The Bar Exam: What We'll Learn About Mezcal with Holy Ground's Agave Expert Gustavo Zamora

Gustavo Zamora of speakeasy “steakhouse” Holy Ground is ready to pour our Leisurely class some delicious mezcal. If you’re unfamiliar with this south of the border spirit, it’s the one made from the agave plant in select regions of Mexico. If you’re still drawing a blank, it’s the one you’ve heard celebrities like George Clooney and now Nick Jonas are investing in. But before you go buying a brand based on your love of the least talented Jonas Brother, we think you should learn a bit more.

That’s why Leisurely interviewed Zamora in advance of his Monday night class. Read on about why the agave expert loves teaching people about mezcal, what brands he enjoys the most, and why you just might want to have a pineapple handy the next time you crack open a bottle.

You are leading an experience with Leisurely called Smoke on Smoke: A Guide to Mezcal. Why do you enjoy teaching people about mezcal? 

I enjoy teaching people about mezcal because I like to help with changing their perspectives. Most people haven’t had the right experience with mezcal and often confuse it with tequila or just assume that it’s a smoky liquor, which is true. However, there are different varieties of mezcals. Some can be less smoky and not too intense. Aside from teaching the differences between tequila and mezcal, it also brings great pride to be able to expose and educate guests about a unique product from Mexico, and how the mezcaleros have been doing this for generations and will continue to do so. 

Why is this Leisurely class unique? 

This Leisurely class would be unique because there will be different expressions of mezcals, from mezcals that can be more on the floral, less smokier side, to those that are intense and about more expressions. We would also be pairing the mezcal with different foods and fruits to eat. Aside from the food pairing and the different variety, we would also be talking about five different mezcals and go into detail describing it and what makes each of them different from each other.

Can you describe the first time you tasted mezcal. What was it like? Did it take you awhile to fall in love with the spirit or were you immediately hooked?

The first time I tasted mezcal, I was immediately hooked. I was able to learn about its history and the bartender gave me the right one. I was educated on how to drink it and it made me appreciate its taste as well. From what I can recall, the mezcal was smokey yet it had a floral taste without it being too intense. 
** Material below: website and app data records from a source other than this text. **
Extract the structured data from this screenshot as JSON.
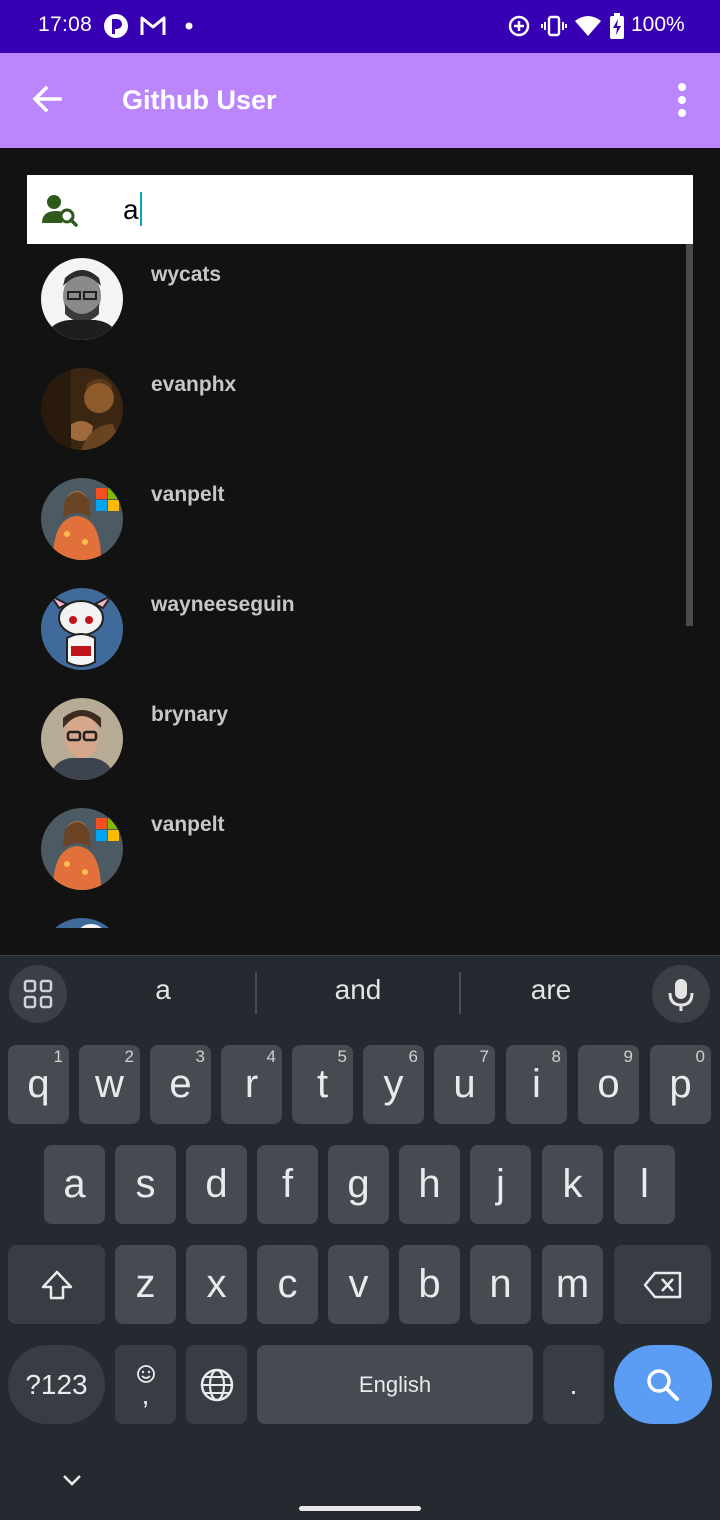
{
  "status_bar": {
    "time": "17:08",
    "battery": "100%",
    "icons": [
      "notification-app-icon",
      "gmail-icon",
      "dot-icon",
      "data-saver-icon",
      "vibrate-icon",
      "wifi-icon",
      "battery-charging-icon"
    ]
  },
  "app_bar": {
    "title": "Github User",
    "back_icon": "arrow-back-icon",
    "more_icon": "more-vert-icon"
  },
  "search": {
    "value": "a",
    "icon": "person-search-icon"
  },
  "users": [
    {
      "login": "wycats"
    },
    {
      "login": "evanphx"
    },
    {
      "login": "vanpelt"
    },
    {
      "login": "wayneeseguin"
    },
    {
      "login": "brynary"
    },
    {
      "login": "vanpelt"
    },
    {
      "login": ""
    }
  ],
  "keyboard": {
    "suggestions": [
      "a",
      "and",
      "are"
    ],
    "row1": [
      [
        "q",
        "1"
      ],
      [
        "w",
        "2"
      ],
      [
        "e",
        "3"
      ],
      [
        "r",
        "4"
      ],
      [
        "t",
        "5"
      ],
      [
        "y",
        "6"
      ],
      [
        "u",
        "7"
      ],
      [
        "i",
        "8"
      ],
      [
        "o",
        "9"
      ],
      [
        "p",
        "0"
      ]
    ],
    "row2": [
      "a",
      "s",
      "d",
      "f",
      "g",
      "h",
      "j",
      "k",
      "l"
    ],
    "row3": [
      "z",
      "x",
      "c",
      "v",
      "b",
      "n",
      "m"
    ],
    "symbols_label": "?123",
    "emoji_comma": ",",
    "space_label": "English",
    "period": ".",
    "colors": {
      "background": "#252a30",
      "key": "#464b52",
      "action": "#5b9cf5"
    }
  },
  "colors": {
    "status_bar": "#3700b3",
    "app_bar": "#bb86fc",
    "background": "#121212",
    "username": "#c7c7c7"
  }
}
What are some of the mezcals you enjoy the most? What types of mezcal will Leisurely members get to taste?

Don Amado. Agave Pechuga, Banhez Espadin, Rey Campero Jabalí and Madre-Cuishe.

My two favorite mezcals I enjoy the most are El Rey Campero: Agave Mexicano and Vago Agave Elote. The reason why I enjoy El Rey Campero: Agave Mexicano is because it’s a mezcal that has more of a body meaning it’s more smokey and its intense with some green pepper notes and caramel, I am also a huge coffee lover and this mezcal has some coffee flavor. However, Vago Agave Elote has roasted corn which reminds me of back home. Another reason why I love Vago Agave Elote is because it’s unique way that its cultivated. Throughout the process, in between the distillations the mezcalero (Aquilino Garcia Lopez) adds roasted corn to the Mezcal. 
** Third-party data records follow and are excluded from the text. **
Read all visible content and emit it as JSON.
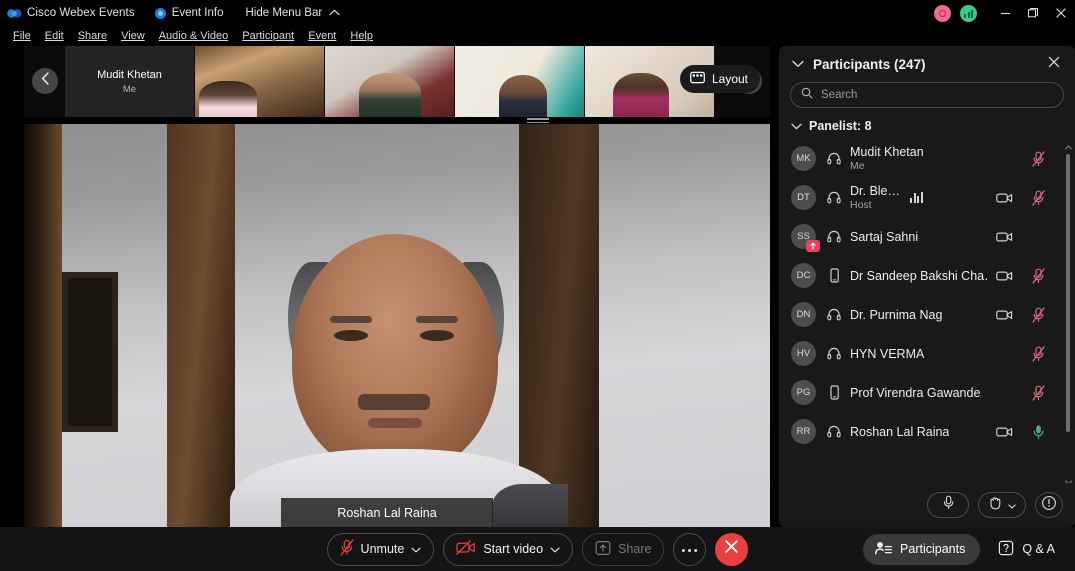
{
  "titlebar": {
    "app_name": "Cisco Webex Events",
    "event_info": "Event Info",
    "hide_menu_bar": "Hide Menu Bar",
    "logo_icon": "webex-logo-icon",
    "event_info_icon": "event-info-dot-icon",
    "record_indicator_icon": "recording-indicator-icon",
    "signal_indicator_icon": "network-signal-icon",
    "minimize_icon": "minimize-icon",
    "maximize_icon": "maximize-restore-icon",
    "close_icon": "close-icon"
  },
  "menubar": {
    "items": [
      {
        "label": "File"
      },
      {
        "label": "Edit"
      },
      {
        "label": "Share"
      },
      {
        "label": "View"
      },
      {
        "label": "Audio & Video"
      },
      {
        "label": "Participant"
      },
      {
        "label": "Event"
      },
      {
        "label": "Help"
      }
    ]
  },
  "filmstrip": {
    "prev_icon": "chevron-left-icon",
    "next_icon": "chevron-right-icon",
    "layout_label": "Layout",
    "layout_icon": "layout-grid-icon",
    "self_thumb": {
      "name": "Mudit Khetan",
      "role": "Me"
    },
    "drag_handle_name": "filmstrip-resize-handle"
  },
  "stage": {
    "active_speaker_name": "Roshan Lal Raina"
  },
  "panel": {
    "title": "Participants (247)",
    "collapse_icon": "chevron-down-icon",
    "close_icon": "close-icon",
    "search": {
      "placeholder": "Search",
      "value": "",
      "icon": "search-icon"
    },
    "group_header": "Panelist: 8",
    "group_collapse_icon": "chevron-down-icon",
    "participants": [
      {
        "initials": "MK",
        "name": "Mudit Khetan",
        "role": "Me",
        "device_icon": "headset-icon",
        "video_icon": "",
        "mic_icon": "mic-muted-icon",
        "mic_state": "muted",
        "badge": "",
        "audio_bars": false
      },
      {
        "initials": "DT",
        "name": "Dr. Ble…",
        "role": "Host",
        "device_icon": "headset-icon",
        "video_icon": "video-camera-icon",
        "mic_icon": "mic-muted-icon",
        "mic_state": "muted",
        "badge": "",
        "audio_bars": true
      },
      {
        "initials": "SS",
        "name": "Sartaj Sahni",
        "role": "",
        "device_icon": "headset-icon",
        "video_icon": "video-camera-icon",
        "mic_icon": "",
        "mic_state": "none",
        "badge": "raise-hand-badge",
        "audio_bars": false
      },
      {
        "initials": "DC",
        "name": "Dr Sandeep Bakshi Cha…",
        "role": "",
        "device_icon": "mobile-phone-icon",
        "video_icon": "video-camera-icon",
        "mic_icon": "mic-muted-icon",
        "mic_state": "muted",
        "badge": "",
        "audio_bars": false
      },
      {
        "initials": "DN",
        "name": "Dr. Purnima Nag",
        "role": "",
        "device_icon": "headset-icon",
        "video_icon": "video-camera-icon",
        "mic_icon": "mic-muted-icon",
        "mic_state": "muted",
        "badge": "",
        "audio_bars": false
      },
      {
        "initials": "HV",
        "name": "HYN VERMA",
        "role": "",
        "device_icon": "headset-icon",
        "video_icon": "",
        "mic_icon": "mic-muted-icon",
        "mic_state": "muted",
        "badge": "",
        "audio_bars": false
      },
      {
        "initials": "PG",
        "name": "Prof Virendra Gawande",
        "role": "",
        "device_icon": "mobile-phone-icon",
        "video_icon": "",
        "mic_icon": "mic-muted-icon",
        "mic_state": "muted",
        "badge": "",
        "audio_bars": false
      },
      {
        "initials": "RR",
        "name": "Roshan Lal Raina",
        "role": "",
        "device_icon": "headset-icon",
        "video_icon": "video-camera-icon",
        "mic_icon": "mic-active-icon",
        "mic_state": "active",
        "badge": "",
        "audio_bars": false
      }
    ],
    "footer": {
      "mute_all_icon": "mic-icon",
      "raise_hand_icon": "raise-hand-icon",
      "raise_hand_chevron_icon": "chevron-down-icon",
      "info_icon": "info-circle-icon"
    },
    "scrollbar": {
      "up_icon": "chevron-up-icon",
      "down_icon": "chevron-down-icon"
    }
  },
  "bottombar": {
    "unmute": {
      "label": "Unmute",
      "icon": "mic-muted-icon",
      "chevron": "chevron-down-icon"
    },
    "start_video": {
      "label": "Start video",
      "icon": "video-off-icon",
      "chevron": "chevron-down-icon"
    },
    "share": {
      "label": "Share",
      "icon": "share-screen-icon",
      "disabled": true
    },
    "more": {
      "icon": "more-options-icon"
    },
    "end": {
      "icon": "end-call-icon"
    },
    "participants": {
      "label": "Participants",
      "icon": "participants-icon"
    },
    "qa": {
      "label": "Q & A",
      "icon": "question-mark-icon"
    }
  },
  "colors": {
    "accent_red": "#e8413f",
    "mic_muted_red": "#e06a80",
    "mic_active_green": "#3fae7a",
    "panel_bg": "#191919",
    "badge_red": "#e8415f",
    "record_pink": "#ef6d8e",
    "signal_green": "#3ec98a",
    "event_blue": "#1a7fe0"
  }
}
What are some things to keep in mind when pairing mezcal with food. Do you have any favorite foods you like to eat specifically with mezcal? 

Some things to keep in mind when pairing food with mezcal, one should be aware that certain foods enhance the flavor of the mezcal. In the other hand, there are certain foods that would clash with the mezcal flavors. My favorite fruit to pair when sipping a mezcal would either be pineapple, passion fruit, maybe even some pomegranate, it would depend which mezcal I am having and what fruits are in.

Do you have any advice for people who really want to get into mezcal or agave based spirits? What are some helpful tips you can share with people who want to drink mezcal at restaurants or purchase them for their home bar? 

My advice for guest that would like to get into Mezcal is that I would first start with an Espadin like Yola, Rey Campero Espadin or maybe even a Jolgorio Espadin. Espadin is an agave that takes 6-8 years for the plant its self to mature and is more on the lighter side, not to smoke or intense, have more floral notes and easier to enjoy. I would always recommend to start with a small sip ‘ a tap kiss” leave it in your pallet for up to 5-10 seconds savor it and slowly pass it through... never take “shots” of mezcal since its a liquor of higher proof alcohol. 

If you could create the perfect mezcal drinking experience, what would it look like? How would you make the drink and how would you enjoy it?

If I could create a perfect mezcal drinking experience it would be in the middle of agaves field. There would be picnic tables which different types of foods (guacamole, ceviche, mole, tacos) and fruits (pineapple, passion fruit, avocado, but not a lot of citrus fruit since it can distract your pallet from the actual mezcal) that would be perfect pairing with Mezcal. I would have different agaves that would include mezcals for beginners, mezcals for intermediate drinkers, and mezcals for experienced drinkers.